When Yannick learns that he is to stay with his Aunt Mathilde in the South of France, he cannot believe his luck. If the paintings of his mother’s beloved Cezanne are to be believed, surely Provence is paradise itself. So begins an idyllic month for the young boy: roaming the gentle hills and rolling valleys of Aix-en-Provence; daydreaming about his beautiful cousin Amandine; helping in his aunt and uncle's bustling village inn; feeling that he has come to the most wonderful place in the world. Then the idyll is spoilt when an important local comes for dinner and Yannick accidentally destroys a precious drawing the man leaves behind. Yannick is devastated by what he has done, and resolves to put things right. But in so doing he makes a surprising discovery…
In a story first published in 2006, Morpurgo (War Horse) takes advantage of the ever-popular setting and culture of Provence. Ten-year-old Yannick is sent from Paris to his uncle's inn in the south of France so his mother can convalesce. He promptly falls for his beautiful but icy older cousin, Amandine, and starts helping out at the inn's restaurant, where one of the regulars, "the most famous painter in the world," often leaves an appreciative sketch on a paper tablecloth. When Yannick throws one into the fire, Amandine is livid. Adult readers will recognize Picasso's iconic striped jersey and bald head, but Yannick does not. His mother had told him about the immortal C zanne and his relationship with Provence, and the boy naturally assumes the artist in the restaurant is he. Only the most cultivated readers will understand Yannick's charming mistake without some priming. Morpurgo's habit of telling rather than showing ("She did not mince her words") and the story's thin characterizations keep this from top-drawer status, but fans, foodies, and Francophiles will be beguiled.
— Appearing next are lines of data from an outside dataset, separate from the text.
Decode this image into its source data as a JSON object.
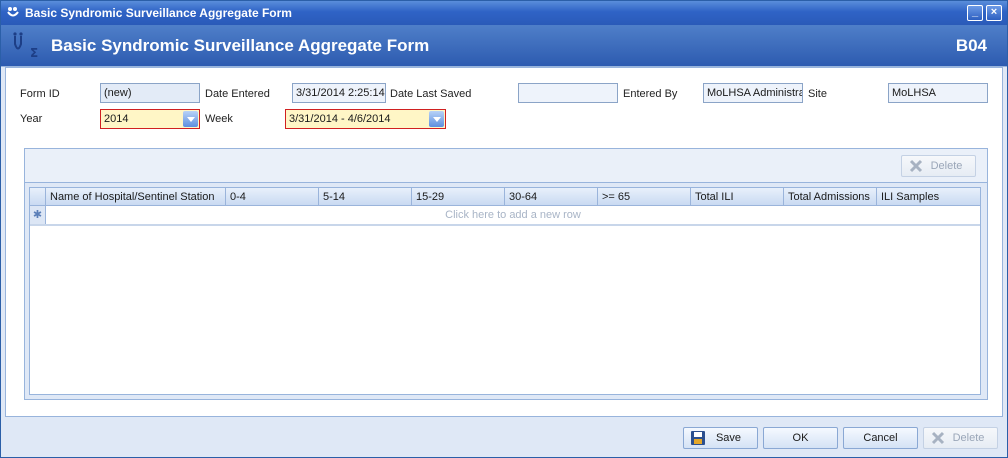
{
  "window": {
    "title": "Basic Syndromic Surveillance Aggregate Form"
  },
  "header": {
    "title": "Basic Syndromic Surveillance Aggregate Form",
    "code": "B04"
  },
  "form": {
    "form_id": {
      "label": "Form ID",
      "value": "(new)"
    },
    "date_entered": {
      "label": "Date Entered",
      "value": "3/31/2014 2:25:14"
    },
    "date_last_saved": {
      "label": "Date Last Saved",
      "value": ""
    },
    "entered_by": {
      "label": "Entered By",
      "value": "MoLHSA Administra"
    },
    "site": {
      "label": "Site",
      "value": "MoLHSA"
    },
    "year": {
      "label": "Year",
      "value": "2014"
    },
    "week": {
      "label": "Week",
      "value": "3/31/2014 - 4/6/2014"
    }
  },
  "grid": {
    "delete_label": "Delete",
    "columns": [
      "Name of Hospital/Sentinel Station",
      "0-4",
      "5-14",
      "15-29",
      "30-64",
      ">= 65",
      "Total ILI",
      "Total Admissions",
      "ILI Samples"
    ],
    "new_row_star": "✱",
    "new_row_hint": "Click here to add a new row"
  },
  "footer": {
    "save": "Save",
    "ok": "OK",
    "cancel": "Cancel",
    "delete": "Delete"
  },
  "icons": {
    "title": "app-icon",
    "minimize": "minimize-icon",
    "close": "close-icon",
    "save": "floppy-disk-icon",
    "delete": "delete-x-icon"
  },
  "colors": {
    "accent": "#2f63c6",
    "required_border": "#d02020",
    "required_fill": "#fff6c6"
  }
}
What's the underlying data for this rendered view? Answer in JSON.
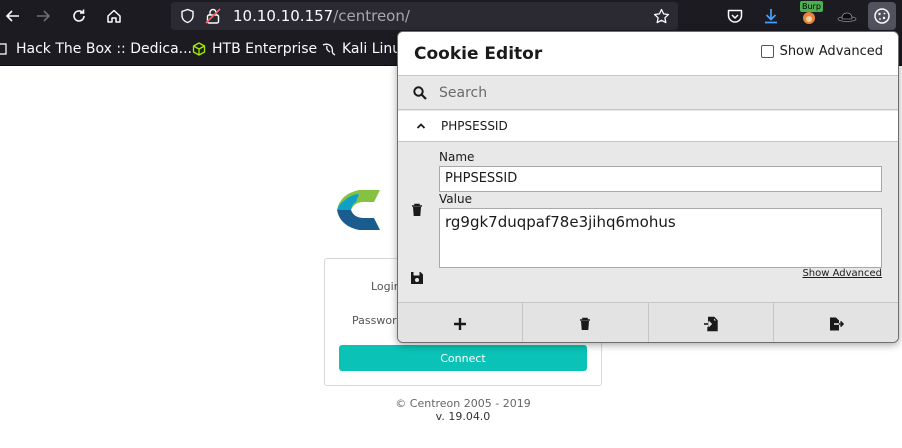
{
  "browser": {
    "url_host": "10.10.10.157",
    "url_path": "/centreon/",
    "burp_badge": "Burp"
  },
  "bookmarks": [
    {
      "label": "Hack The Box :: Dedica..."
    },
    {
      "label": "HTB Enterprise"
    },
    {
      "label": "Kali Linux"
    }
  ],
  "login": {
    "login_label": "Login",
    "password_label": "Password",
    "connect_label": "Connect",
    "copyright": "© Centreon 2005 - 2019",
    "version": "v. 19.04.0"
  },
  "cookie_editor": {
    "title": "Cookie Editor",
    "show_advanced_top": "Show Advanced",
    "search_placeholder": "Search",
    "cookie_name_header": "PHPSESSID",
    "name_label": "Name",
    "name_value": "PHPSESSID",
    "value_label": "Value",
    "value_value": "rg9gk7duqpaf78e3jihq6mohus",
    "show_advanced_link": "Show Advanced",
    "actions": [
      "add",
      "delete-all",
      "import",
      "export"
    ]
  },
  "colors": {
    "toolbar_bg": "#1c1b22",
    "urlbar_bg": "#2b2a33",
    "connect_button": "#0ac2b6",
    "popup_bg": "#e8e8e8"
  }
}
Place's relaxed pencil and watercolor paintings, meanwhile, certainly invoke the palette of C zanne's Provence. Ages 7 10.